SD Stockgrowers Association reaffirmed their opposition to a mandatory electronic identification requirement after USDA released their recommendations for an expanded program in Denver last week. The recommendations included a proposal requiring all breeding age cattle to carry an electronic identification tag within the next five years.
“We were opposed to this when it was NAIS, and we’re opposed to it now,” said SD Stockgrowers Animal ID Committee Chair Kenny Fox. “USDA continues to push this even when producers clearly said that we don’t want it and don’t need it.”
“USDA has been pushing this crazy mandate for years, but they still can’t tell us what it will cost, how they are going to keep the data safe, or deal with liability that’s going to fall on producers and sale barns. We don’t need this kind of program when our current system is working to keep our herds healthy.”
Current USDA Animal Disease Traceability (ADT) requires individual identification of any cattle over the age of 18 months traveling across state lines. That is being accomplished with metal NUES tags, brand inspection, health certificates and voluntary use of electronic ID for some producers. Compliance with those standards varies across the country.

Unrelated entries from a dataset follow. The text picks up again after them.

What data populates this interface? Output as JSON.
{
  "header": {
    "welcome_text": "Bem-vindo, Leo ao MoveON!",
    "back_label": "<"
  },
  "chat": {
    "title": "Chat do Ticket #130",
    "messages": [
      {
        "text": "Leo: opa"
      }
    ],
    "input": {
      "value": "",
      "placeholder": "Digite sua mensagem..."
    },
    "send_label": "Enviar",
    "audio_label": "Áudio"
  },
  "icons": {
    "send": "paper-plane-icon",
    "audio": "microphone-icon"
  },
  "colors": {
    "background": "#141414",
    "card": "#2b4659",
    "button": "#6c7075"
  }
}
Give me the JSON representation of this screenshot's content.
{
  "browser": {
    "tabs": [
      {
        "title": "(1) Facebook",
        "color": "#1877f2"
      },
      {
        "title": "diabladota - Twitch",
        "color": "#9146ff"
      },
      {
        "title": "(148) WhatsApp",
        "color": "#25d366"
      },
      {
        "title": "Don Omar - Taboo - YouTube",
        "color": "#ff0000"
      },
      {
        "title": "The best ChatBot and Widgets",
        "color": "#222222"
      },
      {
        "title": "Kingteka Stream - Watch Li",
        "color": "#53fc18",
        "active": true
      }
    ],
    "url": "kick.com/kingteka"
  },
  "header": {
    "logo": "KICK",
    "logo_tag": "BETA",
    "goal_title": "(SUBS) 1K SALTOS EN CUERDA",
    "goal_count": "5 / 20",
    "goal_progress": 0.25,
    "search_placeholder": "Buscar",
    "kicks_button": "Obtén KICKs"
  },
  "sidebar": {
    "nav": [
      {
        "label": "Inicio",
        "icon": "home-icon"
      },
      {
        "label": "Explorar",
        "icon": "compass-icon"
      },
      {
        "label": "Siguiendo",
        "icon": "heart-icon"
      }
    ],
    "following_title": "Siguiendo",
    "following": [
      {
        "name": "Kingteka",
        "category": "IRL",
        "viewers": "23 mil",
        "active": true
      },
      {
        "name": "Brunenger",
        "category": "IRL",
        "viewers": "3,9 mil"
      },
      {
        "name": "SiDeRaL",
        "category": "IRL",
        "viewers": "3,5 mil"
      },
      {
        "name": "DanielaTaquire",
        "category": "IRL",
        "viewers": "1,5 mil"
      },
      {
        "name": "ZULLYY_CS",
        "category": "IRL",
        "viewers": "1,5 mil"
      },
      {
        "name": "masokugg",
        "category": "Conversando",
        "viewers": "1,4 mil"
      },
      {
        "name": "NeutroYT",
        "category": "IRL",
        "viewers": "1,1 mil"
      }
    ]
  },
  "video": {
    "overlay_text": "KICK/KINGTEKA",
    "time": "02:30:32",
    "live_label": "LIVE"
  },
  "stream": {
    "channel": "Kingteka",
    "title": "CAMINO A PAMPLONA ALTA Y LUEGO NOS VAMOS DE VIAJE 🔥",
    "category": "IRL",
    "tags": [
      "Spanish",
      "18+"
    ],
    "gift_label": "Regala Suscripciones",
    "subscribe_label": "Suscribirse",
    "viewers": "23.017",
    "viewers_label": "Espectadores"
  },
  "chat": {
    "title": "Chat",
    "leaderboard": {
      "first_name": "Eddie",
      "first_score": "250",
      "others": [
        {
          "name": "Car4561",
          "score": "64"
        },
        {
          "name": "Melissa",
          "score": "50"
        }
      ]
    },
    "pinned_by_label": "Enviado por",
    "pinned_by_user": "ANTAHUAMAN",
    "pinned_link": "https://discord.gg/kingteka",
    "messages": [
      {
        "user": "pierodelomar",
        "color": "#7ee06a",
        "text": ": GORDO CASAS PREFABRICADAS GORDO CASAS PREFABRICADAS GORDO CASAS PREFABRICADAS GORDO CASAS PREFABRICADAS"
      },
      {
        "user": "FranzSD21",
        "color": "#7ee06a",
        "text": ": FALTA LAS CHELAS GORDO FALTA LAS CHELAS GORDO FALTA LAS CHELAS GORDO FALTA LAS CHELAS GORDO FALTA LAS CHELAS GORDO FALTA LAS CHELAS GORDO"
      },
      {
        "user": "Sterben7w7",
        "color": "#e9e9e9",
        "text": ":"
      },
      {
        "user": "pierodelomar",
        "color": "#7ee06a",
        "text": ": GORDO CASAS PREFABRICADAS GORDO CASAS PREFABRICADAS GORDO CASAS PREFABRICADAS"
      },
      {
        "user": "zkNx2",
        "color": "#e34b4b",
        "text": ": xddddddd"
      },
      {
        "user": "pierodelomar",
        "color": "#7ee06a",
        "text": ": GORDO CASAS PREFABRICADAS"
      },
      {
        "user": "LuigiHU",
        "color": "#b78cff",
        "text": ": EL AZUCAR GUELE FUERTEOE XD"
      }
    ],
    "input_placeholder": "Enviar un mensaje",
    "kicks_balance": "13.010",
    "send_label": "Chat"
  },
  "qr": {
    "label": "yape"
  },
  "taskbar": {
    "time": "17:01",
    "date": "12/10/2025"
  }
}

USDA’s proposed electronic mandate would apply to the same category of cattle over the age of 18 months but mandate that no other identification method, other than electronic, would be allowed for interstate movement or change of ownership. While electronic identification tied to a federal premise registration number has been available on a voluntary basis for years, USDA estimates that less than twenty-percent of all beef cattle in the U.S. are currently using voluntary electronic identification in their cattle herds. The majority of those producers are doing so for management practices, not disease traceability.
SD Stockgrowers Executive Director Silvia Christen attended the meetings in Denver where USDA revealed their recommendations. “We have serious questions about the cost to our livestock producers, veterinarians and the auction markets. The infrastructure systems needed to read and record tags and keep cattle moving is a huge project, and then there’s the question of the database and computer systems that would house all of that data. How does USDA propose we keep that safe, protect producer privacy and control liability issues? We’re asking USDA to take these concerns seriously and put the brakes on this proposal.”
Fox said, “Our members attended most of the listening sessions that USDA held this spring and from what we heard, producers were pretty clear that they don’t want this. USDA needs to listen to what we’re telling them and stop with this heavy handed mandate.”
–South Dakota Stockgrowers Association